### RECORDS FOR THE EXERCISE
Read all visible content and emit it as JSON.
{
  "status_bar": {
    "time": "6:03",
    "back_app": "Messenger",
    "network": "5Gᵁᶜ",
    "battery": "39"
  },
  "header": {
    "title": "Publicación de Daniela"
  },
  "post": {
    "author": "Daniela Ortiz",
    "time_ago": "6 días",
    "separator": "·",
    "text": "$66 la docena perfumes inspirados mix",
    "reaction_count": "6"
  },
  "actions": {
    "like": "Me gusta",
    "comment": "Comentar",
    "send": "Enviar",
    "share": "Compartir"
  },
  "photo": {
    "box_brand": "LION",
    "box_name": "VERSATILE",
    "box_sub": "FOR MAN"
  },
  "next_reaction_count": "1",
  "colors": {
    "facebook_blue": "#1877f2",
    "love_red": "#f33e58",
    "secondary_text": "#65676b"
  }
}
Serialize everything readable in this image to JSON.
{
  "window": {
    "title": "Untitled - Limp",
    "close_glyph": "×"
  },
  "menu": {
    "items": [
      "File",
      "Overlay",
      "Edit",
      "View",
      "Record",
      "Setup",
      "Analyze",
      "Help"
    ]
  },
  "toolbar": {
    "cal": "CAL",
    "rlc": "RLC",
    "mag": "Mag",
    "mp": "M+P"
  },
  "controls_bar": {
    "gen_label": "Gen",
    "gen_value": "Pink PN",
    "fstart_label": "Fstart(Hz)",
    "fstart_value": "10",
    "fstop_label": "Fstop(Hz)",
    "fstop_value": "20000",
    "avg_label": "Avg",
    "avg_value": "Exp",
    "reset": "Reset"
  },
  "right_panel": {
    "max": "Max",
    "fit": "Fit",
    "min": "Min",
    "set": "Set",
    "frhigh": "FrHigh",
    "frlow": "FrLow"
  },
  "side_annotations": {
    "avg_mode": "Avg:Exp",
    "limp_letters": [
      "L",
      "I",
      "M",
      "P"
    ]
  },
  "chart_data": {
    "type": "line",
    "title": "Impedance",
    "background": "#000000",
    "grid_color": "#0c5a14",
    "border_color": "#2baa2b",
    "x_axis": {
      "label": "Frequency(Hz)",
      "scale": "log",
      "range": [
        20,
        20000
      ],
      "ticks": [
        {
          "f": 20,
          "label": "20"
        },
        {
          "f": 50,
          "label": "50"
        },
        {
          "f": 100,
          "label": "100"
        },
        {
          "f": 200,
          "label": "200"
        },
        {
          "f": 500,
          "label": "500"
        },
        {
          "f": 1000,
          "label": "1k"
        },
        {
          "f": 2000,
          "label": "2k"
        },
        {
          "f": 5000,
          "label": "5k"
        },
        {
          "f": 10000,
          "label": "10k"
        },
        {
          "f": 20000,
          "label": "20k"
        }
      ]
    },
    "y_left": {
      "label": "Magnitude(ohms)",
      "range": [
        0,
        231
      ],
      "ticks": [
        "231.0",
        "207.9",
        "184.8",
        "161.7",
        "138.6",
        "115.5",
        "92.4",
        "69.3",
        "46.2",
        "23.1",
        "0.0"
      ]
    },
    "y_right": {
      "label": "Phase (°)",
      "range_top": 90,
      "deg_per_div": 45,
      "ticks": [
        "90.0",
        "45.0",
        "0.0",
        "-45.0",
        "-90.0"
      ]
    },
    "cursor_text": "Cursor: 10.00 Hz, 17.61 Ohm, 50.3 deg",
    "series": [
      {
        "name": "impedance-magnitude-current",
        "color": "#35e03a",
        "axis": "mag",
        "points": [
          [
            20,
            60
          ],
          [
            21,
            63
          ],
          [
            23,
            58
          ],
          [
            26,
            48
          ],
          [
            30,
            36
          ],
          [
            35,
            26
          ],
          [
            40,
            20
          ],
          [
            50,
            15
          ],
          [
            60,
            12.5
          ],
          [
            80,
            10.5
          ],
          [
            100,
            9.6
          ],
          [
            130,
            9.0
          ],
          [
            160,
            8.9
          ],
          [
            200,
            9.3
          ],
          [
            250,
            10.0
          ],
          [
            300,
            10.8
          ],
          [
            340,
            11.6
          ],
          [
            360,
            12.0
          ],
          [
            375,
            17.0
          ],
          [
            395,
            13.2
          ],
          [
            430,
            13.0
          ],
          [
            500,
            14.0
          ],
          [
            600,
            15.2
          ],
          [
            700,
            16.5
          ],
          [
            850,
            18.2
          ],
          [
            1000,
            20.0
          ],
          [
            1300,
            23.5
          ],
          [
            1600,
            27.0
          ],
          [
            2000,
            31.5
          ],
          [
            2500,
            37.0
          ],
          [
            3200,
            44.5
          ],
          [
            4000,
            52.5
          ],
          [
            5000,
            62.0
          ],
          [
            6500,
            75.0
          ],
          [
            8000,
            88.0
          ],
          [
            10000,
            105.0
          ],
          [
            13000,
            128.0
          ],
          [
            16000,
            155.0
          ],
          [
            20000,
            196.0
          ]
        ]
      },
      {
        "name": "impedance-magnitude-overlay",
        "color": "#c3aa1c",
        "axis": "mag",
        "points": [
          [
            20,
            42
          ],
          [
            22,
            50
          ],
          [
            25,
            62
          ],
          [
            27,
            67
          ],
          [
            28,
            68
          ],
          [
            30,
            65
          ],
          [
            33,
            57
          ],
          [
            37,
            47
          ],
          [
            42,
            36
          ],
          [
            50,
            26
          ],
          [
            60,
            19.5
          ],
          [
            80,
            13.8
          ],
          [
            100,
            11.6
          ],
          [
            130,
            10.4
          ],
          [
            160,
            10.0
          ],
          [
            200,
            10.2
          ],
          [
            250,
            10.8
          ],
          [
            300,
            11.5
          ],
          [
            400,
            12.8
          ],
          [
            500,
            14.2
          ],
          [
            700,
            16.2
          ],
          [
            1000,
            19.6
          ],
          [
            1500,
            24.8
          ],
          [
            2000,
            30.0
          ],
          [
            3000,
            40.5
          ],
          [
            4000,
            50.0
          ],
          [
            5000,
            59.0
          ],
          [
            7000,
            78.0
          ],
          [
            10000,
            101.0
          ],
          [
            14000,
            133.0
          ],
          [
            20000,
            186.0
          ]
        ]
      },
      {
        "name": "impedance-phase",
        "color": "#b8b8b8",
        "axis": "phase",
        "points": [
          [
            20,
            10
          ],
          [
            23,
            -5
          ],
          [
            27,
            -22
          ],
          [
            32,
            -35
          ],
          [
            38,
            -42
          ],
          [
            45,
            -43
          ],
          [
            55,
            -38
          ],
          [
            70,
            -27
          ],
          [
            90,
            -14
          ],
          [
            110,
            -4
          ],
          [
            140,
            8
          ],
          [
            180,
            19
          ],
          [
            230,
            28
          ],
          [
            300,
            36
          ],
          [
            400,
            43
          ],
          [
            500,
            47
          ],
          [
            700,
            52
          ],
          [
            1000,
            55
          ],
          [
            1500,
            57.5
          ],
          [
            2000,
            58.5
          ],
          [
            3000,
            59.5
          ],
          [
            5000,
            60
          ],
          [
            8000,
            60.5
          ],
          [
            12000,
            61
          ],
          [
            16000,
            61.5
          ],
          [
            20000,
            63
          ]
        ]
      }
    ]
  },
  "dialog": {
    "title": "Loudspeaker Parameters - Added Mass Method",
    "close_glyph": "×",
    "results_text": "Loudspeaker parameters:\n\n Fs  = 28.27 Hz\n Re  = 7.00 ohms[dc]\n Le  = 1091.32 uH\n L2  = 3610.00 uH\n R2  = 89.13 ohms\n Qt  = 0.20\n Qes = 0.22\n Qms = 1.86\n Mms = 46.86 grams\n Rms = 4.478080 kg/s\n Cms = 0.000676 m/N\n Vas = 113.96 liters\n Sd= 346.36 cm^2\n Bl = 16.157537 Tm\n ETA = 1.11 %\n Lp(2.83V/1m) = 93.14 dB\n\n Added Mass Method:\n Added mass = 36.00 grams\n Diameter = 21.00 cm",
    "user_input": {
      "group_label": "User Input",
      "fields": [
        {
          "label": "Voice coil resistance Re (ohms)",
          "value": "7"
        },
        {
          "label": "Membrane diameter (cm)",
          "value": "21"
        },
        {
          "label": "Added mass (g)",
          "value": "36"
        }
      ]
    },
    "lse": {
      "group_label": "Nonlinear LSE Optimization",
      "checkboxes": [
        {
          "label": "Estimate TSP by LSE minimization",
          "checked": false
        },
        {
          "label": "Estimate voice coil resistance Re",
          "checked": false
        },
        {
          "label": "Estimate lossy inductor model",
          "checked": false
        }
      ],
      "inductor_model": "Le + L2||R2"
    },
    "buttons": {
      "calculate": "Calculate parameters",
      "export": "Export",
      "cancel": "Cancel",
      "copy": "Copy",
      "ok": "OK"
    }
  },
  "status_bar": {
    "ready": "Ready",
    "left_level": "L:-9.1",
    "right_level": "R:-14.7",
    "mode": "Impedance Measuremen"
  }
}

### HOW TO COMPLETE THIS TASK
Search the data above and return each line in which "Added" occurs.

### WRITTEN SOLUTION
    "title": "Loudspeaker Parameters - Added Mass Method",
    "results_text": "Loudspeaker parameters:\n\n Fs  = 28.27 Hz\n Re  = 7.00 ohms[dc]\n Le  = 1091.32 uH\n L2  = 3610.00 uH\n R2  = 89.13 ohms\n Qt  = 0.20\n Qes = 0.22\n Qms = 1.86\n Mms = 46.86 grams\n Rms = 4.478080 kg/s\n Cms = 0.000676 m/N\n Vas = 113.96 liters\n Sd= 346.36 cm^2\n Bl = 16.157537 Tm\n ETA = 1.11 %\n Lp(2.83V/1m) = 93.14 dB\n\n Added Mass Method:\n Added mass = 36.00 grams\n Diameter = 21.00 cm",
          "label": "Added mass (g)",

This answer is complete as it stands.